WHAT NEEDS TO BE DONE » Where in the listing does the string "true" appear? Copy every line that holds it.

MATERIAL FOR THIS EXERCISE »
▬▬▬
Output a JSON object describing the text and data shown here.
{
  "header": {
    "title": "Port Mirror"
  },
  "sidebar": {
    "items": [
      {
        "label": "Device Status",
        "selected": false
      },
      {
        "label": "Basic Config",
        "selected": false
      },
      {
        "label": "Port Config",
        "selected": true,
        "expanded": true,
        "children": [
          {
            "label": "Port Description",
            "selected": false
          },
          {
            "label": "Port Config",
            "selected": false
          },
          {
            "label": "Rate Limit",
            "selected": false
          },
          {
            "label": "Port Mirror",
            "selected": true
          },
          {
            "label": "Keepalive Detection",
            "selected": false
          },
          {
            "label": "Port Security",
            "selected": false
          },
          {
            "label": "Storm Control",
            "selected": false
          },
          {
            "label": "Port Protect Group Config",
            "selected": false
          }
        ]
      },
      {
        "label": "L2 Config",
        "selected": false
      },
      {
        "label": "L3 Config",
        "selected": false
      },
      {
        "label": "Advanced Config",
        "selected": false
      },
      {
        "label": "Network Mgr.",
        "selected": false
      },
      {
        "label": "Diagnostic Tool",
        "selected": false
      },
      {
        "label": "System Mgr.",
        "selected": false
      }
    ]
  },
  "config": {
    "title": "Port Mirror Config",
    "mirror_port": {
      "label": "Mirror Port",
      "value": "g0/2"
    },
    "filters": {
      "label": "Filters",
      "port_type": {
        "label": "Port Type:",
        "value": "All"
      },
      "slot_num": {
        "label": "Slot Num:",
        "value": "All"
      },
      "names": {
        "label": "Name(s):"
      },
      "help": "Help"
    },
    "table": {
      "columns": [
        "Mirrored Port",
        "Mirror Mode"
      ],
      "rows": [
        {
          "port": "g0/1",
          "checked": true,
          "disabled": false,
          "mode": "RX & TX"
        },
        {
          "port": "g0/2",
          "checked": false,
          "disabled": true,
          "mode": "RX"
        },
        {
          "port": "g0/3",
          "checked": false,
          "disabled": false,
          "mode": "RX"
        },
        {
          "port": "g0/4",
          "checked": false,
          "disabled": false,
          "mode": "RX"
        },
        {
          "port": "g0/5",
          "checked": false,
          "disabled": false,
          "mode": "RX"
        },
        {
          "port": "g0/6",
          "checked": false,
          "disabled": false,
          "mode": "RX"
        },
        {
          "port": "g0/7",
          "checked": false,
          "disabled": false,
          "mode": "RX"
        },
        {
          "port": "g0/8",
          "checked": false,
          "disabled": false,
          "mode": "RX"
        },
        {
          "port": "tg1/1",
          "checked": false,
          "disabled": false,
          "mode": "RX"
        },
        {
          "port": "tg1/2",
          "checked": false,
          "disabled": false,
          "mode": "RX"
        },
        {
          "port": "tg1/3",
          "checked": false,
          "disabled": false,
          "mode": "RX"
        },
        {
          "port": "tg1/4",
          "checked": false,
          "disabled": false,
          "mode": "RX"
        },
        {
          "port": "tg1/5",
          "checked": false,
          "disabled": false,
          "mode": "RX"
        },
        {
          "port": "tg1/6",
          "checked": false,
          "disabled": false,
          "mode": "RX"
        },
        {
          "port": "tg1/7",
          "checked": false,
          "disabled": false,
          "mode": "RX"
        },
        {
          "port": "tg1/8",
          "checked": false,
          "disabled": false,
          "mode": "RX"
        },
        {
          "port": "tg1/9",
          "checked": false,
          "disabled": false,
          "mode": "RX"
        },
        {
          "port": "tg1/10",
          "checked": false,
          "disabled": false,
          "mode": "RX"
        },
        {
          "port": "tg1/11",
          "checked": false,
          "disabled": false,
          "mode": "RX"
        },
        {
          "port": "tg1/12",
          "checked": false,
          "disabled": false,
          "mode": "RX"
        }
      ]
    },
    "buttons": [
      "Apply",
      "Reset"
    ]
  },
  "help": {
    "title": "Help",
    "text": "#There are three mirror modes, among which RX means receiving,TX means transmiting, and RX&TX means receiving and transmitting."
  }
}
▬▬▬
ANSWER SPACE »
        "selected": true,
        "expanded": true,
            "selected": true
          "checked": true,
          "disabled": true,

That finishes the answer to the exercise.